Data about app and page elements

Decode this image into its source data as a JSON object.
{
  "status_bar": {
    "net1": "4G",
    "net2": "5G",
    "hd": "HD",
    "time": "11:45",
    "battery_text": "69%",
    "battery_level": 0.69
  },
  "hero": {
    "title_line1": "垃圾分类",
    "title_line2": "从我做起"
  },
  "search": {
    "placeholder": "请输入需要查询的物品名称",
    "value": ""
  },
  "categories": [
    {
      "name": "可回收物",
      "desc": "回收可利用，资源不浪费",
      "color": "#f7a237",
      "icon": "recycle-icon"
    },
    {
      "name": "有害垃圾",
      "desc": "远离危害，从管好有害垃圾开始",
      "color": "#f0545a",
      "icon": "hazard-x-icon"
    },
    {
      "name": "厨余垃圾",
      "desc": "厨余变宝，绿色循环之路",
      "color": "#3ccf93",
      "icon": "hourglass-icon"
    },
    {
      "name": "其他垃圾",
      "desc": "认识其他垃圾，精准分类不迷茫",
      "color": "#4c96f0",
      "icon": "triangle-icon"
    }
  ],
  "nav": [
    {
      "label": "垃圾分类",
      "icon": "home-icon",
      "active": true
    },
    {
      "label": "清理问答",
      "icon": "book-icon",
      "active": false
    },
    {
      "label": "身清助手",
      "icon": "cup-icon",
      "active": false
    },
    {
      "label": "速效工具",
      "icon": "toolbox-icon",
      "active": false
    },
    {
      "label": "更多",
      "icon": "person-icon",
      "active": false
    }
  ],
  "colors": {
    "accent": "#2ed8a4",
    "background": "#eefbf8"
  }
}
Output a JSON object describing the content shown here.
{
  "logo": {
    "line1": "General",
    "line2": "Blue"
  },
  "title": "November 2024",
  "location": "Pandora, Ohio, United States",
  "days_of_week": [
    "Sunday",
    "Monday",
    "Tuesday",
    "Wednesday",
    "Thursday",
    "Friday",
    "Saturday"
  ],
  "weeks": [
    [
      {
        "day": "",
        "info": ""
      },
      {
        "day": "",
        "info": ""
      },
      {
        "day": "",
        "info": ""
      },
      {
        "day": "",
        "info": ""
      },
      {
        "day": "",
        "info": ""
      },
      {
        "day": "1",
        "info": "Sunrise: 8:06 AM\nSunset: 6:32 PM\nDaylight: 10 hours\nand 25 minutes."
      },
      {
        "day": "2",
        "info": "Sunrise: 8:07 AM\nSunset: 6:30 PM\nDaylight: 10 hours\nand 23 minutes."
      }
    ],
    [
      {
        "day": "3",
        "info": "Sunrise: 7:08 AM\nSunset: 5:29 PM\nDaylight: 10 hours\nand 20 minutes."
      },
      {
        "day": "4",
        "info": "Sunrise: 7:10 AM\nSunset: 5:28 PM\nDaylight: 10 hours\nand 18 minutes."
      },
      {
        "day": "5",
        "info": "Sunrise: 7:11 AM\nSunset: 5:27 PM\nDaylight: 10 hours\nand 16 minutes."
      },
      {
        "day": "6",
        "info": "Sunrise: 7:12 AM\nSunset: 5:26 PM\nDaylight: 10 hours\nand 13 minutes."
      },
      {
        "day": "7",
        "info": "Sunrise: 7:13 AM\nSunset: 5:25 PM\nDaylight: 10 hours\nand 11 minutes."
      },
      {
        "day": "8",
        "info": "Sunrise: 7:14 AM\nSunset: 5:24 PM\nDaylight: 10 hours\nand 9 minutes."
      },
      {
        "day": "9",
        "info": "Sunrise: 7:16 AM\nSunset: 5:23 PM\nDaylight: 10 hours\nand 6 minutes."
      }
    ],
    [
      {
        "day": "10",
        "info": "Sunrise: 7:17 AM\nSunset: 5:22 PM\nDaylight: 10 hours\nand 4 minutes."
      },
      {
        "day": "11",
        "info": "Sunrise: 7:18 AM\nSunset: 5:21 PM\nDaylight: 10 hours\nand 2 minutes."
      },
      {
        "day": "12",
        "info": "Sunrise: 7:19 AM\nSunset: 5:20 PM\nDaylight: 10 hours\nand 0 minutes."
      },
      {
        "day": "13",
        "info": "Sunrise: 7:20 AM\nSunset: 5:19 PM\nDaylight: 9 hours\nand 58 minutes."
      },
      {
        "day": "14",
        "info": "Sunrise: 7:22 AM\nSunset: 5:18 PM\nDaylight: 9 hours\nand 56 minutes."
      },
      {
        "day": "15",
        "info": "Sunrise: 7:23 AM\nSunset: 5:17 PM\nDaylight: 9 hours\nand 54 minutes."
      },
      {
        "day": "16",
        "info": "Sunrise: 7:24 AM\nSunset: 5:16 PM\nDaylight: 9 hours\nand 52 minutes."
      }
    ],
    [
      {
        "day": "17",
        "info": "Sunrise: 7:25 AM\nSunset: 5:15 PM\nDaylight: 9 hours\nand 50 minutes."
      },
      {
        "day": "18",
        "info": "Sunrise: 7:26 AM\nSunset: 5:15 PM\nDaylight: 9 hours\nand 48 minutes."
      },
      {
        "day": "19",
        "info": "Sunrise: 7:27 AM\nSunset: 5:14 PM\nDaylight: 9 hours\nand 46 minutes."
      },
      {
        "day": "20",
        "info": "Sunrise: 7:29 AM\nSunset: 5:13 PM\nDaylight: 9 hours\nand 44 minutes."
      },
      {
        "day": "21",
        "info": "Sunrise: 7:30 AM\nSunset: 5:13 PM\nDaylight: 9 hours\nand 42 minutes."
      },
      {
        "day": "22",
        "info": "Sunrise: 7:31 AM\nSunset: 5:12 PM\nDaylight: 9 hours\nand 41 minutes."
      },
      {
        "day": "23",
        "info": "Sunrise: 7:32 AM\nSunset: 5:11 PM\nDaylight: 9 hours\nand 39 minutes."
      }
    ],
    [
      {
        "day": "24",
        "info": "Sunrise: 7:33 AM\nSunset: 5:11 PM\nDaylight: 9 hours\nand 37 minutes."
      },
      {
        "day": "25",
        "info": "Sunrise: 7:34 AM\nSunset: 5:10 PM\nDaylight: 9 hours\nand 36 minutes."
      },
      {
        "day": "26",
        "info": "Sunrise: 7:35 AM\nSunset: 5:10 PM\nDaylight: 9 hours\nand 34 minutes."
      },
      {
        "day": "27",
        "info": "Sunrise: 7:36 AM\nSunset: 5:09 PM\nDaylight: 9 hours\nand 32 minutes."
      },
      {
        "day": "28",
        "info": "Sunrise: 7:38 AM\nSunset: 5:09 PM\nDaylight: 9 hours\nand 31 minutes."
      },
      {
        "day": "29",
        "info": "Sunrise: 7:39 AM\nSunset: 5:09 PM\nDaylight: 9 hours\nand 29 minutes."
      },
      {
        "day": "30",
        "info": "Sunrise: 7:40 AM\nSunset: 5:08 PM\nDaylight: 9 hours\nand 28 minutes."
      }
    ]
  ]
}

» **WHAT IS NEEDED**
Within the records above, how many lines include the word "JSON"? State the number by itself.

» **ANSWER TO THE EXERCISE**
2